Calculate how many lines in the following records hold the word "this", and report that number without comment.

→ Web page and app entries:
——————————
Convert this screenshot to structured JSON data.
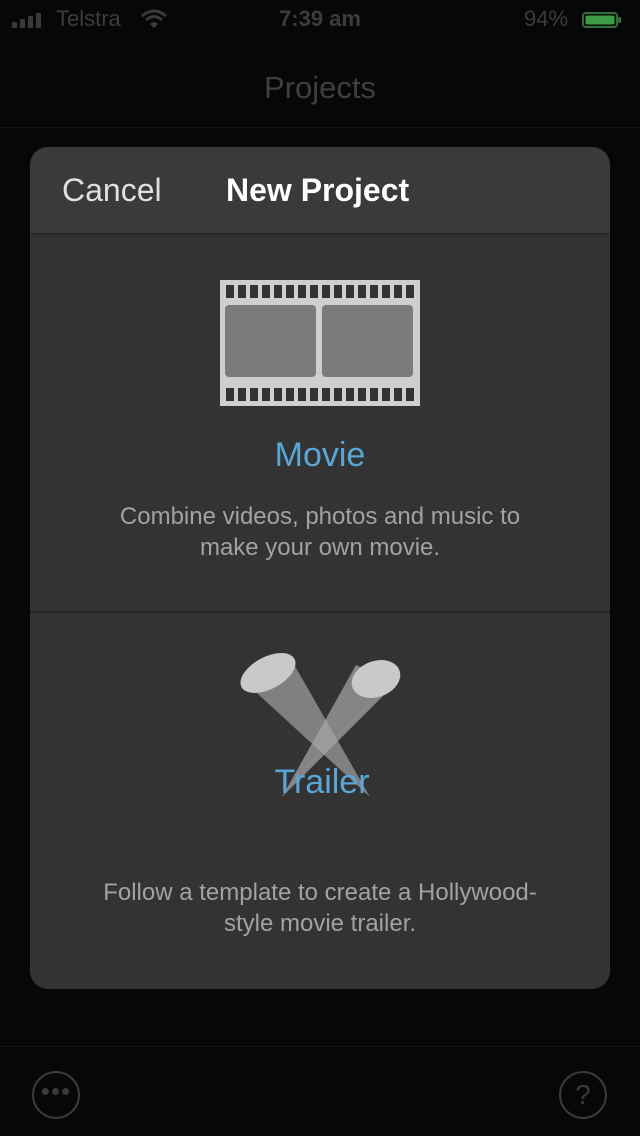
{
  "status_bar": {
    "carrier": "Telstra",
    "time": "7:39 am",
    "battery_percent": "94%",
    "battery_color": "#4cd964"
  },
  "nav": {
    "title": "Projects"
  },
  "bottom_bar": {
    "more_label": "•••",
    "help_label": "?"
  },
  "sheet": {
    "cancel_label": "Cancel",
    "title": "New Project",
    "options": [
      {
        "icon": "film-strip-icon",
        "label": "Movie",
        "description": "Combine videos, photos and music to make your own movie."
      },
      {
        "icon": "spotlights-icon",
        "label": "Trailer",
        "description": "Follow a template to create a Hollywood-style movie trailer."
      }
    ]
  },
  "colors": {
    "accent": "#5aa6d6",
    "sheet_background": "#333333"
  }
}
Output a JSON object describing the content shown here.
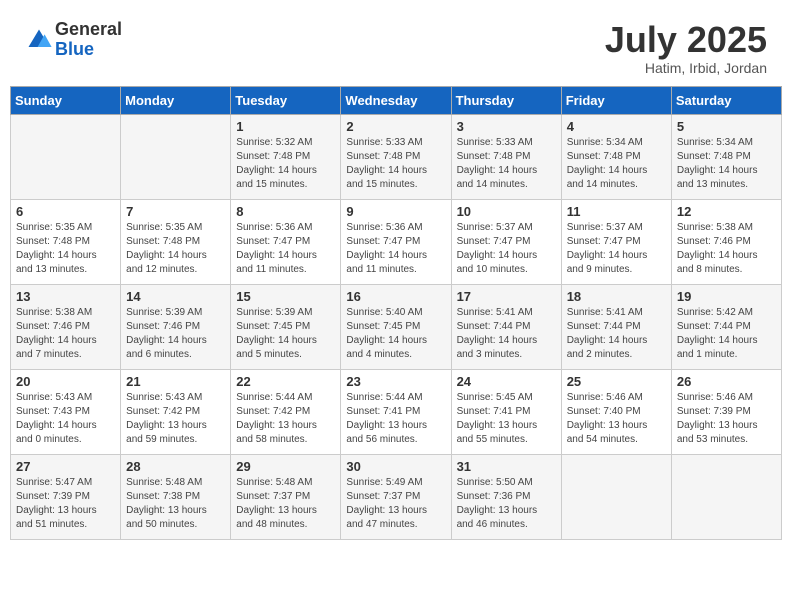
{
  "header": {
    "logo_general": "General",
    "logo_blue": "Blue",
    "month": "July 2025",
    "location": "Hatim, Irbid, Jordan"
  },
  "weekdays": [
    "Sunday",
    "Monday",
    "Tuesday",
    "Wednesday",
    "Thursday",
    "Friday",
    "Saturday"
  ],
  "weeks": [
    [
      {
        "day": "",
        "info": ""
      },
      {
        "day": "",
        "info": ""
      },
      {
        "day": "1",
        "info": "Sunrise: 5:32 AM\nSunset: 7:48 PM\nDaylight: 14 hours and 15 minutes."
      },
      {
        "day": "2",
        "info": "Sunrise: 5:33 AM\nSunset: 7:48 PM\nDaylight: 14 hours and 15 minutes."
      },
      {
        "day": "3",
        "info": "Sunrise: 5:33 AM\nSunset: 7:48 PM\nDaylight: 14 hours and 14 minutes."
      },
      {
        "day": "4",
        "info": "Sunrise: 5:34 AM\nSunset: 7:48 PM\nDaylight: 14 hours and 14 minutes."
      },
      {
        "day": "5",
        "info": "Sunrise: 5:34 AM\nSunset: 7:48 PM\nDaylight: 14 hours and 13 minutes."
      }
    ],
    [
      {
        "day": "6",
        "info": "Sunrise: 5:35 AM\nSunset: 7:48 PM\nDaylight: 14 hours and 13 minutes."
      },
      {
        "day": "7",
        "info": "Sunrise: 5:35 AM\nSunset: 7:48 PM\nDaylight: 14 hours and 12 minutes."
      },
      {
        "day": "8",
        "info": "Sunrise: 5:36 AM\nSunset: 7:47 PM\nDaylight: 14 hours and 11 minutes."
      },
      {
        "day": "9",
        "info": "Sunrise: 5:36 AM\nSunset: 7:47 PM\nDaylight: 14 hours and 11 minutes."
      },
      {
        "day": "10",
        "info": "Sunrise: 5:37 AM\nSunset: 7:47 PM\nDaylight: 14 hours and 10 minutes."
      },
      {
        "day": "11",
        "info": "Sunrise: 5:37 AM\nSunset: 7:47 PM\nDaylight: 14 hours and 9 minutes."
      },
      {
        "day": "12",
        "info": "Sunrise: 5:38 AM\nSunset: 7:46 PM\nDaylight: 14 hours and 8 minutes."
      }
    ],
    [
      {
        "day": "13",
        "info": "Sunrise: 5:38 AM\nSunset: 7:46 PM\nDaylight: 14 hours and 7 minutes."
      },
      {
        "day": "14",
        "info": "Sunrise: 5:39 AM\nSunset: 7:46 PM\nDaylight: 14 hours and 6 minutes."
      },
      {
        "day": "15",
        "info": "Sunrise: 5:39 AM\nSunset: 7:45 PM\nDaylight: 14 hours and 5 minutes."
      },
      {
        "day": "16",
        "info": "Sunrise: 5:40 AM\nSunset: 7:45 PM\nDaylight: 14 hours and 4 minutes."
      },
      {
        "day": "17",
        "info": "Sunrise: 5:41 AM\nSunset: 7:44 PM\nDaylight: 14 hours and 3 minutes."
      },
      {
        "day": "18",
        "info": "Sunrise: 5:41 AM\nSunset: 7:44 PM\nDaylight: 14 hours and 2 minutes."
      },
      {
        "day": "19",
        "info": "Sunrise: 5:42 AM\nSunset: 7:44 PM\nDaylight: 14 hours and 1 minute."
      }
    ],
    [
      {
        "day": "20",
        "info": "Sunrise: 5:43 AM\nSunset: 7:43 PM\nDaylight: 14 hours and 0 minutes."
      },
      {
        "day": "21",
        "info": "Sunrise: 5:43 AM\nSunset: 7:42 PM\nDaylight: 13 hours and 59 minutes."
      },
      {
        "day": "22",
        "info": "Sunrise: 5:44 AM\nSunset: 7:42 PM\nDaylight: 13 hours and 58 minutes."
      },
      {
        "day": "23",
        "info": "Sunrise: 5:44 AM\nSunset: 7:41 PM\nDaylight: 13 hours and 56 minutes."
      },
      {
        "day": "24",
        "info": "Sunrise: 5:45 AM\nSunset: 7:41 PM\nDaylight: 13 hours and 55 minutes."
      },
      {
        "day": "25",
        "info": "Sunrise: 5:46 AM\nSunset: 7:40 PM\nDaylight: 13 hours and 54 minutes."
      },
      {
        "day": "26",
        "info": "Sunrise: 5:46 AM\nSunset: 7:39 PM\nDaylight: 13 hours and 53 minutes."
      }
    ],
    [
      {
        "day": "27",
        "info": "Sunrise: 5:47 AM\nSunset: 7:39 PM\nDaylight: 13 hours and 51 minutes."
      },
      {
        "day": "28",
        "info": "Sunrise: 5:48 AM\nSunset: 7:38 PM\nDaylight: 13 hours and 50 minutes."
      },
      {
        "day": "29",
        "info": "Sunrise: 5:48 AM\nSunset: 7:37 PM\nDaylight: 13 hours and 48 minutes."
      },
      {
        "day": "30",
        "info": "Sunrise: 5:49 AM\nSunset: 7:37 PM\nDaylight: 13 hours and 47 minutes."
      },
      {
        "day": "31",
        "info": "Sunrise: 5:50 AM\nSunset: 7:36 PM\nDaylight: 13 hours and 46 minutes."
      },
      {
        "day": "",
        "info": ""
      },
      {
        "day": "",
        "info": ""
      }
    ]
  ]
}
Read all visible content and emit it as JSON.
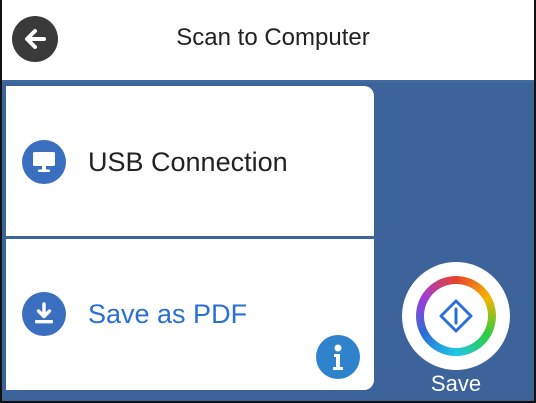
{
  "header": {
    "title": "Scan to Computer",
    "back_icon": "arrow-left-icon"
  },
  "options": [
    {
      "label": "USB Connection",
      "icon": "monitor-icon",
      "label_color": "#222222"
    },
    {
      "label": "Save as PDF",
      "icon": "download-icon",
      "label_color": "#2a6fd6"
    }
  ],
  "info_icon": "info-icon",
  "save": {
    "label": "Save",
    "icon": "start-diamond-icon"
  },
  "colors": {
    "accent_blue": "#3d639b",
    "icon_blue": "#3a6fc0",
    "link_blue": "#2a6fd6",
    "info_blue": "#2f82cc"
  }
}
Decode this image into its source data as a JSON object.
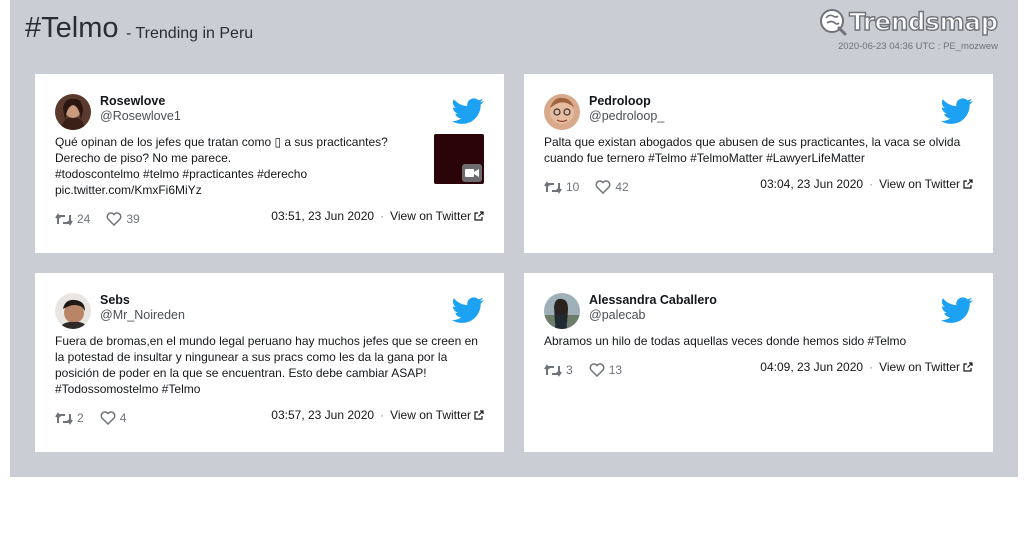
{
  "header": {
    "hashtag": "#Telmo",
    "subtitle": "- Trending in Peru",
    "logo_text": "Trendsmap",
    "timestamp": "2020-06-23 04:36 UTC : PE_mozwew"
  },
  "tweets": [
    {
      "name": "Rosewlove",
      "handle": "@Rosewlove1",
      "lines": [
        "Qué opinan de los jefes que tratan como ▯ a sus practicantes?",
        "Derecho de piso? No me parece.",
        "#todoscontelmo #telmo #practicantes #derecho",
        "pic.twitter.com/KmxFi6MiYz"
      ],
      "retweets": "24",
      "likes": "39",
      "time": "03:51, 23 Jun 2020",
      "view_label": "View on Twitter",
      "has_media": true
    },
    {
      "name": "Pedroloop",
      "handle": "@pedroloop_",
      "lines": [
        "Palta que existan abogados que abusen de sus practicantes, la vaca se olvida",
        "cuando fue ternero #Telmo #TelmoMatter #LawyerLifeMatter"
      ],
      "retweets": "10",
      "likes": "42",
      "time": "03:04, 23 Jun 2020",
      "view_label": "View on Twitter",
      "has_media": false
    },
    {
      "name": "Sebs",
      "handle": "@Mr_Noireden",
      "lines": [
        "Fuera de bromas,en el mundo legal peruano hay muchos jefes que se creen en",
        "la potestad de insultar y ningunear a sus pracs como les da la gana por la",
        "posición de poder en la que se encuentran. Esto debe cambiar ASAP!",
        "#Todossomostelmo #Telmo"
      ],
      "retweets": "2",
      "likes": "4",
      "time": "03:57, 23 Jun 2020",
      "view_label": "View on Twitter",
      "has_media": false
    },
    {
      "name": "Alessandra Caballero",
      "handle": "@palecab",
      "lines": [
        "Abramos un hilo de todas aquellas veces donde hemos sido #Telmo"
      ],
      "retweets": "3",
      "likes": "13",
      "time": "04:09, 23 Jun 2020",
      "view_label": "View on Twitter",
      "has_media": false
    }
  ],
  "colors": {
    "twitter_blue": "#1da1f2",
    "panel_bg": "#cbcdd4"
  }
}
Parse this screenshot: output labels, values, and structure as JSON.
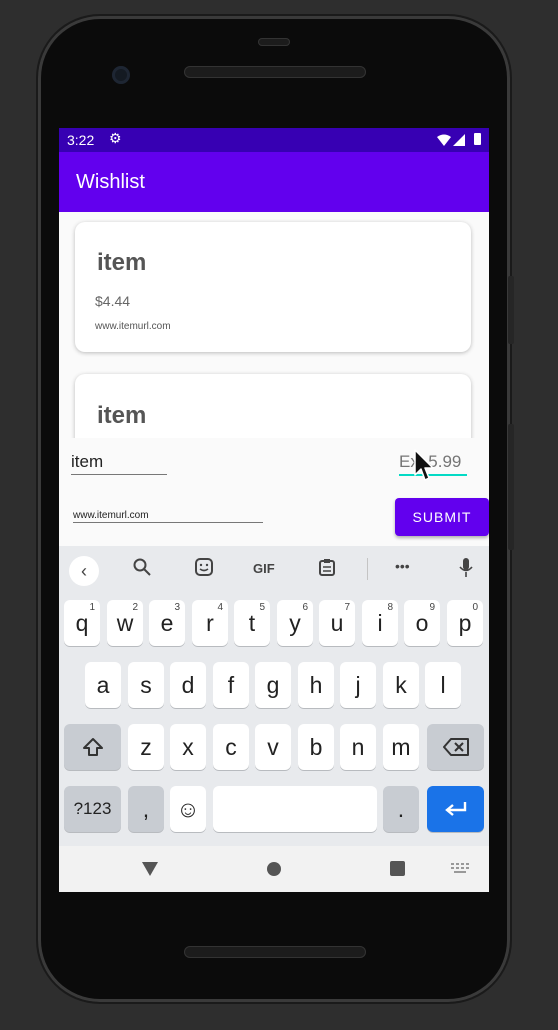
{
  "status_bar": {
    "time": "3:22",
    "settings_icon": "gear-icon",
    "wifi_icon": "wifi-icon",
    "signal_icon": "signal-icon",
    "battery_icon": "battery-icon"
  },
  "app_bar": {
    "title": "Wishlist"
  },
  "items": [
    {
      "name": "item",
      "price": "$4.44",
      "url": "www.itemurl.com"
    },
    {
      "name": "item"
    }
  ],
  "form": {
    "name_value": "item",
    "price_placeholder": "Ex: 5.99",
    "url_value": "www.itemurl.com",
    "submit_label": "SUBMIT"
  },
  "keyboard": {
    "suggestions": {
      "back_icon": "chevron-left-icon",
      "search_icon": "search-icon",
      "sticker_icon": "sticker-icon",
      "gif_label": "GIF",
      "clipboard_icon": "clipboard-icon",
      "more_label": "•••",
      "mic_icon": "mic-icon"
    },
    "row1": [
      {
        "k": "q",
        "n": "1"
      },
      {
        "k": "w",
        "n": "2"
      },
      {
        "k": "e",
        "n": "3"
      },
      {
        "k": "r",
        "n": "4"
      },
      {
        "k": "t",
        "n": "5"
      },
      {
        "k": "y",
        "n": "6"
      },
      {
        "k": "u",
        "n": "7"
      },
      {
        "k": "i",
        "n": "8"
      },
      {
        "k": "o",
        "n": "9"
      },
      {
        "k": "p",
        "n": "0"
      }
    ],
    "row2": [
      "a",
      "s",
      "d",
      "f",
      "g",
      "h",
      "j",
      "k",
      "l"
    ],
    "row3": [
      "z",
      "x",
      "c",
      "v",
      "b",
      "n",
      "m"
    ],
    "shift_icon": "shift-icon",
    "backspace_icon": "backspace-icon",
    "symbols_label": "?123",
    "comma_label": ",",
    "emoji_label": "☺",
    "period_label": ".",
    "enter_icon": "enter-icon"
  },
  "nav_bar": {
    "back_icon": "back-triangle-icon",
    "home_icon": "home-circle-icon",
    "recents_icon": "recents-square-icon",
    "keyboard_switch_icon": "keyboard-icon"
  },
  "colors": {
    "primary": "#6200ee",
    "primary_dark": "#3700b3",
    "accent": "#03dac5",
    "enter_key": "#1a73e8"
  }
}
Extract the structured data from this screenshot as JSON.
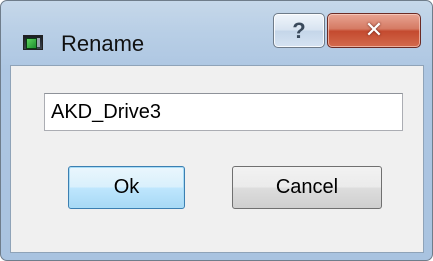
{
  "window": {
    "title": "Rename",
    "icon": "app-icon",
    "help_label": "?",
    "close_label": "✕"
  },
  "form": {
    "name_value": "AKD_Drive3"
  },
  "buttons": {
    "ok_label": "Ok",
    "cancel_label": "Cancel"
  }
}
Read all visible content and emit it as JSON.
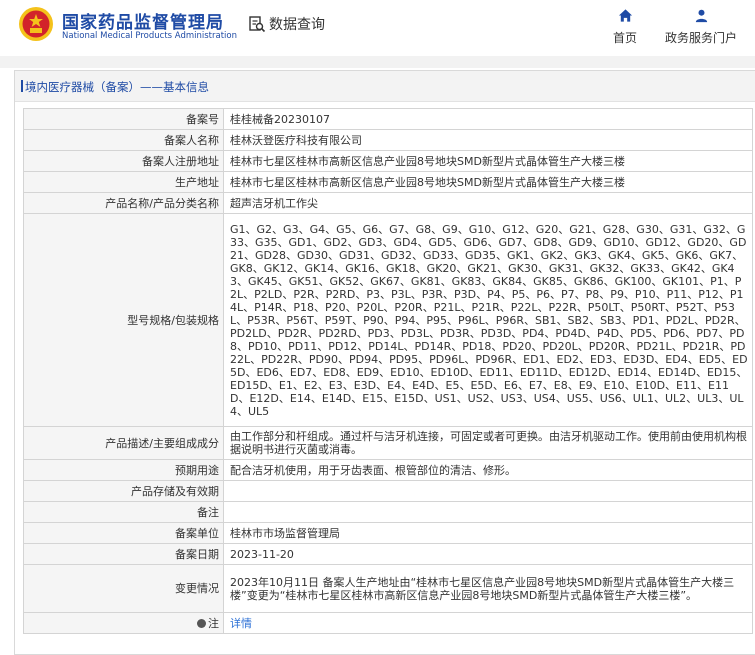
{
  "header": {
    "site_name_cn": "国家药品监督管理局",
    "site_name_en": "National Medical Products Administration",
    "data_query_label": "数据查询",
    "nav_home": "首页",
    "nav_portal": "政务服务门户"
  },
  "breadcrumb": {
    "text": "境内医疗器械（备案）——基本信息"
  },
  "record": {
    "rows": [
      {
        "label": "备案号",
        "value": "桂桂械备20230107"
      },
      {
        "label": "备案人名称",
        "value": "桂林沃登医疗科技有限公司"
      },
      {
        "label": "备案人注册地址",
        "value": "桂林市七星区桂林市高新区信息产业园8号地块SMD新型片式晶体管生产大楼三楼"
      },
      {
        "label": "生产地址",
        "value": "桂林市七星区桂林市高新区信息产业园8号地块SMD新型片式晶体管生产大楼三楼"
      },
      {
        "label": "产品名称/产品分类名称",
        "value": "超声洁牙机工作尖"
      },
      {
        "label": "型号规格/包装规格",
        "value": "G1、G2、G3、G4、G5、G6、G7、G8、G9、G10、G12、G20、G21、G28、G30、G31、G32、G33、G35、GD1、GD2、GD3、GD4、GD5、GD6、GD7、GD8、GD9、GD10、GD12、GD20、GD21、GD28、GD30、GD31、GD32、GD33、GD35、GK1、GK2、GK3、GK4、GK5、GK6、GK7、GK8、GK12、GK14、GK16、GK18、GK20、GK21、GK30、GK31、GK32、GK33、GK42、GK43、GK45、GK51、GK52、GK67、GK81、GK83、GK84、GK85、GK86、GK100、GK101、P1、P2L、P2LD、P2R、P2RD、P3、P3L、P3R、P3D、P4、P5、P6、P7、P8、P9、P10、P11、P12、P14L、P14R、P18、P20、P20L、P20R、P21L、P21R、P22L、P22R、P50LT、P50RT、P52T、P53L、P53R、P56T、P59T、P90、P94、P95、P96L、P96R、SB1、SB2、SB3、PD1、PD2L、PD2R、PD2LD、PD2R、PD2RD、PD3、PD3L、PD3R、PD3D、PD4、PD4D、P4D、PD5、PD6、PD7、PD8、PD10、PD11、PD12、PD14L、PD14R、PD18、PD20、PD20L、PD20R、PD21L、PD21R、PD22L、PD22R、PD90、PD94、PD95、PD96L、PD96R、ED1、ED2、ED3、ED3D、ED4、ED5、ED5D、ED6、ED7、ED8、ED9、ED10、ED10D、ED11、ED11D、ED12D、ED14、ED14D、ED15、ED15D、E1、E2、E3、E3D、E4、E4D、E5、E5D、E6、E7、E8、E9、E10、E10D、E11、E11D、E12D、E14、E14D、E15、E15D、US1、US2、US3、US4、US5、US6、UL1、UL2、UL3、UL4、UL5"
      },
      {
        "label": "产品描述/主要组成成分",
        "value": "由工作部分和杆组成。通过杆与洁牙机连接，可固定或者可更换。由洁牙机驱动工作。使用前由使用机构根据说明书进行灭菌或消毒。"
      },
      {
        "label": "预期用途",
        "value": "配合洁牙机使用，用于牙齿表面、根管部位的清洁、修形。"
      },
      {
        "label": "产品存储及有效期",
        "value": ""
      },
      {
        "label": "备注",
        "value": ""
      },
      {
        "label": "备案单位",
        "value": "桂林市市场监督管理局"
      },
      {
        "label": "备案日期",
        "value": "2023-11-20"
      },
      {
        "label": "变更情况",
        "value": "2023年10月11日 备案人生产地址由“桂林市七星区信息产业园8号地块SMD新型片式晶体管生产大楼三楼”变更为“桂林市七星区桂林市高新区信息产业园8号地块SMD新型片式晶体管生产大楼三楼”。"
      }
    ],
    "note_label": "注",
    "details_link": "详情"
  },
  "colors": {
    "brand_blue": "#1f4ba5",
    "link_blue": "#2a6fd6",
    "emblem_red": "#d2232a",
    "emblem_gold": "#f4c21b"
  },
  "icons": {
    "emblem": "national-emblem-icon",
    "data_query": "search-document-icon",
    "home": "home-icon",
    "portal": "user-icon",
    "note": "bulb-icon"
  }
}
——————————
→ Exercise output: 4